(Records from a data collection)

□ □ □ □

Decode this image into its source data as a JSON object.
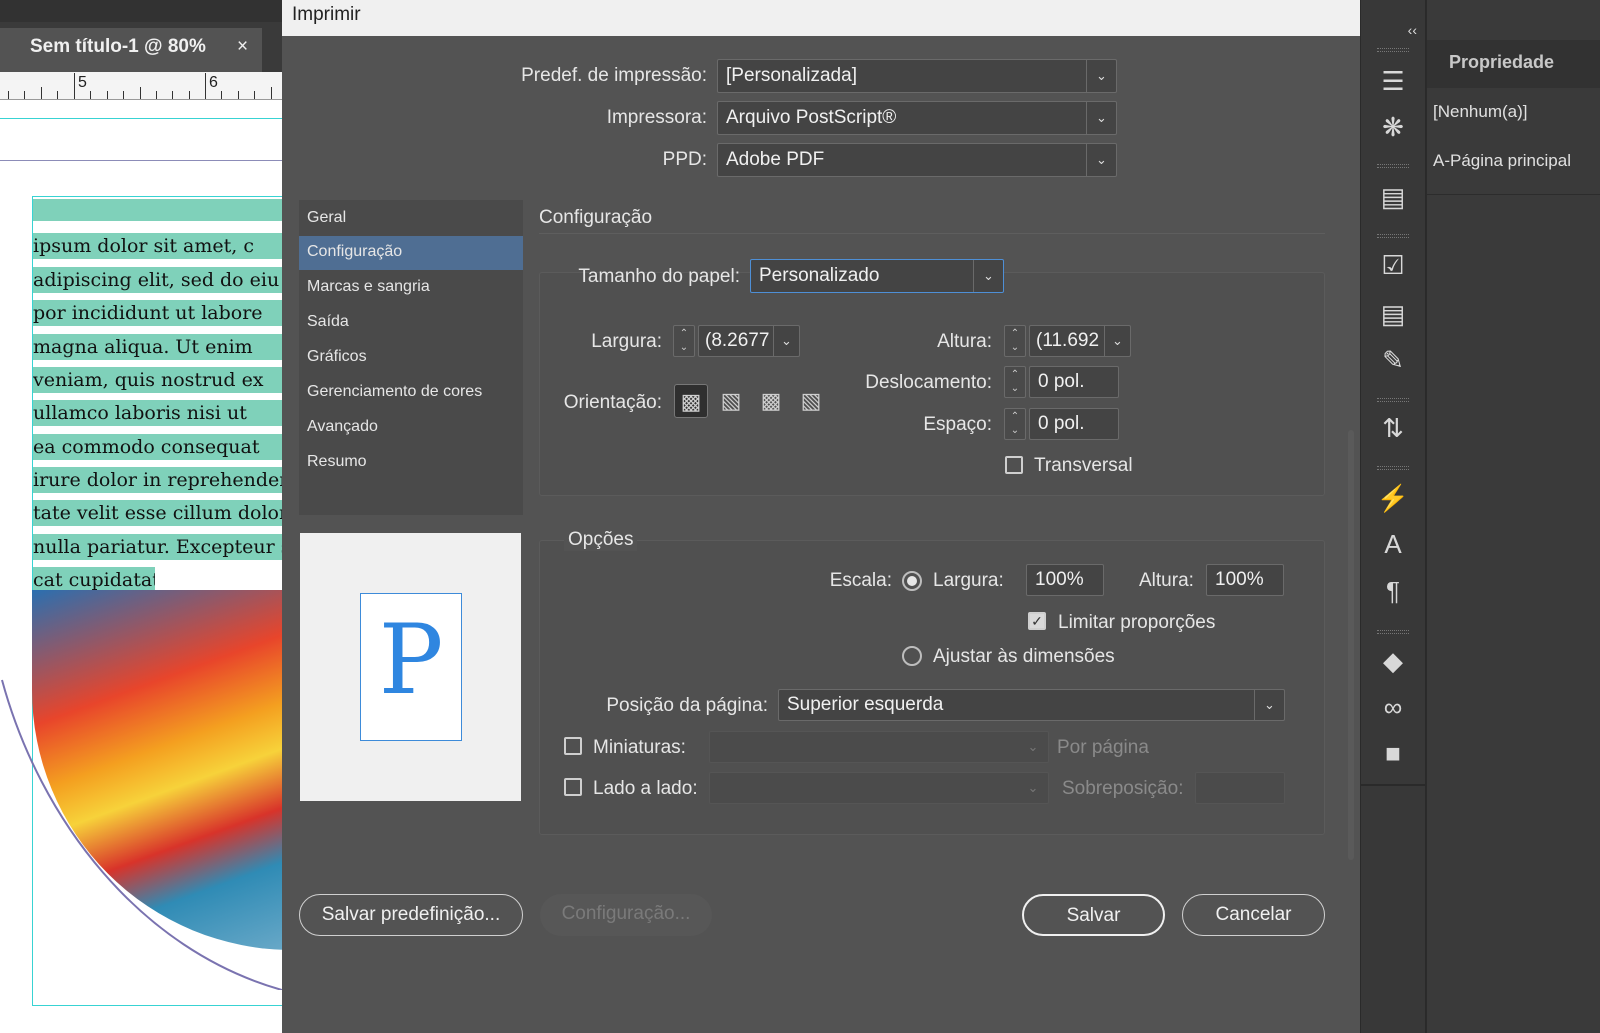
{
  "document": {
    "tab_label": "Sem título-1 @ 80%",
    "tab_close": "×",
    "ruler_labels": [
      "5",
      "6"
    ],
    "text_lines": [
      "",
      "ipsum dolor sit amet, c",
      "adipiscing elit, sed do eiu",
      "por incididunt ut labore",
      "magna aliqua. Ut enim",
      "veniam, quis nostrud ex",
      "ullamco laboris nisi ut",
      "ea commodo consequat",
      "irure dolor in reprehender",
      "tate velit esse cillum dolor",
      "nulla pariatur. Excepteur s",
      "cat cupidatat"
    ]
  },
  "dialog": {
    "title": "Imprimir",
    "preset": {
      "label": "Predef. de impressão:",
      "value": "[Personalizada]"
    },
    "printer": {
      "label": "Impressora:",
      "value": "Arquivo PostScript®"
    },
    "ppd": {
      "label": "PPD:",
      "value": "Adobe PDF"
    },
    "categories": [
      "Geral",
      "Configuração",
      "Marcas e sangria",
      "Saída",
      "Gráficos",
      "Gerenciamento de cores",
      "Avançado",
      "Resumo"
    ],
    "selected_category": "Configuração",
    "preview_glyph": "P",
    "section_title": "Configuração",
    "paper_size": {
      "label": "Tamanho do papel:",
      "value": "Personalizado"
    },
    "width": {
      "label": "Largura:",
      "value": "(8.2677"
    },
    "height": {
      "label": "Altura:",
      "value": "(11.692"
    },
    "orientation": {
      "label": "Orientação:",
      "icons": [
        "portrait-icon",
        "landscape-icon",
        "reverse-portrait-icon",
        "reverse-landscape-icon"
      ]
    },
    "offset": {
      "label": "Deslocamento:",
      "value": "0 pol."
    },
    "gap": {
      "label": "Espaço:",
      "value": "0 pol."
    },
    "transverse": {
      "label": "Transversal",
      "checked": false
    },
    "options": {
      "title": "Opções",
      "scale_label": "Escala:",
      "scale_width_label": "Largura:",
      "scale_width_value": "100%",
      "scale_height_label": "Altura:",
      "scale_height_value": "100%",
      "constrain_label": "Limitar proporções",
      "fit_label": "Ajustar às dimensões",
      "page_position_label": "Posição da página:",
      "page_position_value": "Superior esquerda",
      "thumbnails_label": "Miniaturas:",
      "per_page_label": "Por página",
      "tile_label": "Lado a lado:",
      "overlap_label": "Sobreposição:"
    },
    "buttons": {
      "save_preset": "Salvar predefinição...",
      "setup": "Configuração...",
      "save": "Salvar",
      "cancel": "Cancelar"
    }
  },
  "right_panel": {
    "collapse_glyph": "‹‹",
    "properties_title": "Propriedade",
    "items": [
      "[Nenhum(a)]",
      "A-Página principal"
    ],
    "icons": [
      "menu-icon",
      "swatches-icon",
      "comments-icon",
      "review-icon",
      "notes-icon",
      "edit-notes-icon",
      "sequence-icon",
      "cc-libraries-icon",
      "character-styles-icon",
      "paragraph-styles-icon",
      "layers-icon",
      "links-icon",
      "chat-icon"
    ]
  }
}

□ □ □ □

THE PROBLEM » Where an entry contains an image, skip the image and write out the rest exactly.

TASK RESULT »
Decode this image into its source data as a JSON object.
{
  "document": {
    "tab_label": "Sem título-1 @ 80%",
    "tab_close": "×",
    "ruler_labels": [
      "5",
      "6"
    ],
    "text_lines": [
      "",
      "ipsum dolor sit amet, c",
      "adipiscing elit, sed do eiu",
      "por incididunt ut labore",
      "magna aliqua. Ut enim",
      "veniam, quis nostrud ex",
      "ullamco laboris nisi ut",
      "ea commodo consequat",
      "irure dolor in reprehender",
      "tate velit esse cillum dolor",
      "nulla pariatur. Excepteur s",
      "cat cupidatat"
    ]
  },
  "dialog": {
    "title": "Imprimir",
    "preset": {
      "label": "Predef. de impressão:",
      "value": "[Personalizada]"
    },
    "printer": {
      "label": "Impressora:",
      "value": "Arquivo PostScript®"
    },
    "ppd": {
      "label": "PPD:",
      "value": "Adobe PDF"
    },
    "categories": [
      "Geral",
      "Configuração",
      "Marcas e sangria",
      "Saída",
      "Gráficos",
      "Gerenciamento de cores",
      "Avançado",
      "Resumo"
    ],
    "selected_category": "Configuração",
    "preview_glyph": "P",
    "section_title": "Configuração",
    "paper_size": {
      "label": "Tamanho do papel:",
      "value": "Personalizado"
    },
    "width": {
      "label": "Largura:",
      "value": "(8.2677"
    },
    "height": {
      "label": "Altura:",
      "value": "(11.692"
    },
    "orientation": {
      "label": "Orientação:",
      "icons": [
        "portrait-icon",
        "landscape-icon",
        "reverse-portrait-icon",
        "reverse-landscape-icon"
      ]
    },
    "offset": {
      "label": "Deslocamento:",
      "value": "0 pol."
    },
    "gap": {
      "label": "Espaço:",
      "value": "0 pol."
    },
    "transverse": {
      "label": "Transversal",
      "checked": false
    },
    "options": {
      "title": "Opções",
      "scale_label": "Escala:",
      "scale_width_label": "Largura:",
      "scale_width_value": "100%",
      "scale_height_label": "Altura:",
      "scale_height_value": "100%",
      "constrain_label": "Limitar proporções",
      "fit_label": "Ajustar às dimensões",
      "page_position_label": "Posição da página:",
      "page_position_value": "Superior esquerda",
      "thumbnails_label": "Miniaturas:",
      "per_page_label": "Por página",
      "tile_label": "Lado a lado:",
      "overlap_label": "Sobreposição:"
    },
    "buttons": {
      "save_preset": "Salvar predefinição...",
      "setup": "Configuração...",
      "save": "Salvar",
      "cancel": "Cancelar"
    }
  },
  "right_panel": {
    "collapse_glyph": "‹‹",
    "properties_title": "Propriedade",
    "items": [
      "[Nenhum(a)]",
      "A-Página principal"
    ],
    "icons": [
      "menu-icon",
      "swatches-icon",
      "comments-icon",
      "review-icon",
      "notes-icon",
      "edit-notes-icon",
      "sequence-icon",
      "cc-libraries-icon",
      "character-styles-icon",
      "paragraph-styles-icon",
      "layers-icon",
      "links-icon",
      "chat-icon"
    ]
  }
}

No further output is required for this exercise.